"As more businesses and homeowners use Internet-connected devices to enhance company efficiency or lifestyle conveniences, their connection to the Internet provides new vulnerabilities for malicious cyber actors to exploit," the US Federal Bureau of Investigation (FBI) said. "Once an IoT device is compromised, cyber criminals can facilitate attacks on other systems or networks, send spam e-mails, steal personal information, interfere with physical safety, and leverage compromised devices for participation in distributed denial of service (DDoS) attacks."
How to Block Reaper IoT Botnet
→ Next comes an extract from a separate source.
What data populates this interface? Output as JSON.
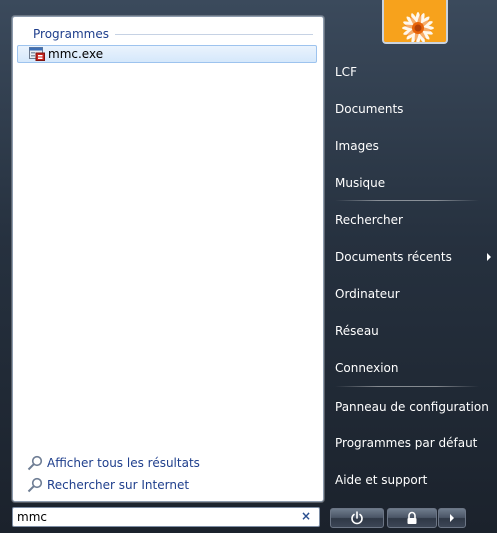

In most cases, owners of infected IoT devices are unaware that their devices are infected and are used for criminal activities, such as launching a DDoS attack. IoT users who fail to change their devices’ default login and password details, as well as by failing to apply security updates, are part of the problem for “blindly” contributing to cyber criminal activities like DDoS attacks.
Here are the top cyber security measures to stop attackers from infecting your IoT devices and turned it into a botnet:
1. Timely Apply Security Updates of IoT Software
Always apply in a timely manner all security updates issued by your IoT manufacturer.
2. Use Strong Password
While the sophisticated malware like the Reaper can bypass strong password, it still pays to use a strong password to ward off less sophisticated malware.
3. Isolate IoT devices on their own protected networks.
4. Block traffic from unauthorized IP addresses by configuring network firewalls.
5. Turn off IoT devices when not in use.
6. When buying an IoT device, look for manufacturers that offer software updates.
Steve E. Driz